While all artists seek to make a living with their work, my reason for participating in Open Studios is to engage people in conversation while exposing them to new ideas. Also, as I work alone most days, the feedback is quite valuable.
So, do stop by sometime...quietly look at the art or we can chat a bit. I would love to see you.
“Only connect”.... E.M. Forster
In 2004, a move to a condo in downtown Chicago created a problem I hadn't had before-SPACE, or rather, lack of it. Prior to the move, I had a studio in a renovated tack room in an unused horse stable on our property out in the country. It was cozy, comfortable, convenient and FREE! And, I could work in my pajamas-anytime I wanted to. Post move, I was hard pressed to find a corner I could spread out in and get some work done. In a daydreaming kind of way, I started looking around online for rental spaces. Surprisingly, an ad for a 180 square foot studio in the historic Fine Arts Building on Michigan Avenue popped up in the search. Making an appointment to see the place was the next step, terrified as I was. The ad stated the 7th floor studio faced north (great!) but it didn't have the skyline view I had imagined as the one large window faced a brick building across an alleyway. Still, north light is desirable for a painter and it felt right. For 5 1/2 years I happily painted away, pinching myself-an art studio on Michigan Avenue! Entering the building on any given day, I am welcomed by singing voices, pianos playing, the smell of oil paint- a banquet for the senses. The elevators are operated by hand and so one is also greeted by friendly employees who are the eyes and ears of this special place.
Though I quickly bonded with my studio, after 5 years a restless feeling was settling in. Working alone all of the time can be, well, lonely. Several years ago, a network was formed within the building: Fine Arts Building Studios. The collective is made up of roughly 40 studios. Visual artists, musicians and others provide a social network and Open Studios are held once a month. Still, people need large blocks of time to work and so socializing or having meetings are low priorities.
Last November, a large studio space became available on my floor. A couple of friends (who also had their own studios in the building) and I had discussed sharing space if the right one came along and this seemed to meet our criteria. With high decorative ceilings, the bright studio is located across from the elevators and overlooks a Venetian styled courtyard. There is a bonus glassed in entry to hang samples of our work. We three are all visual artists but have different interests, routines and schedules. We moved in together over the Christmas holidays and worked quickly to settle into our separate corners . Though we were a little worried we wouldn't fit everything in, all fell into place.

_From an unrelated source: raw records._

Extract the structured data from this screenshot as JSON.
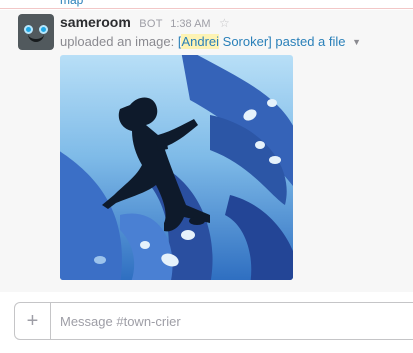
{
  "top_snippet": {
    "prefix": "",
    "link": "map"
  },
  "message": {
    "sender": "sameroom",
    "badge": "BOT",
    "time": "1:38 AM",
    "action_text": "uploaded an image:",
    "file_title": {
      "open_bracket": "[",
      "highlighted_name": "Andrei",
      "rest": " Soroker] pasted a file"
    }
  },
  "icons": {
    "star": "star-icon",
    "caret": "chevron-down-icon",
    "plus": "plus-icon",
    "avatar": "bot-avatar"
  },
  "composer": {
    "plus_label": "+",
    "placeholder": "Message #town-crier"
  },
  "colors": {
    "link": "#2a80b9",
    "highlight": "#fdf3b4",
    "message_bg": "#f7f7f7"
  }
}
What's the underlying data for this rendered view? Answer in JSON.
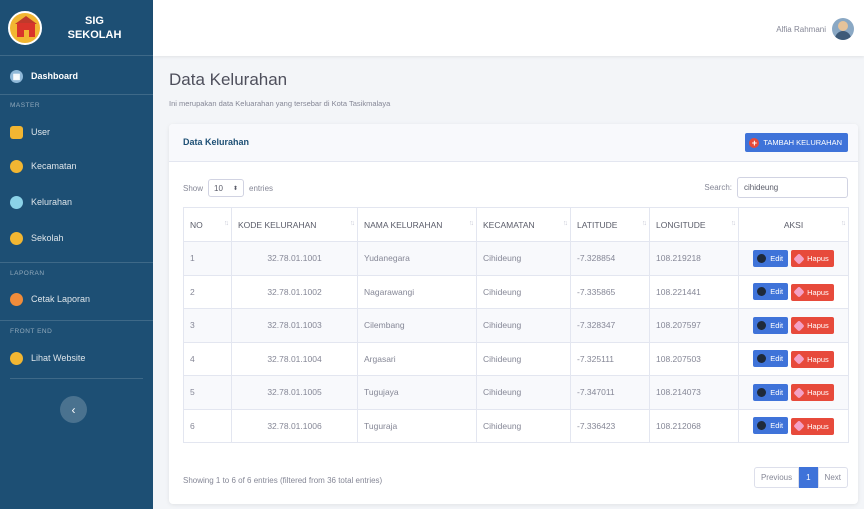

We've worked though a cozy winter, a vibrant, pleasant spring and now a hotter than normal summer. Small adjustments have been made along the way but I am happy to report that things are working out wonderfully. I am learning about encaustics from watching my studio mate, Karen, work her magic. Oils and pastels are Kathleen's expertise, though she does beautiful drawings and watercolors as well. I think they enjoy seeing how I use watercolor on nontraditional surfaces. We seem to compliment each other. On the occasion we are all in the studio at the same time, we enjoy quiet companionship-and sometimes a glass of wine at the end of the workday....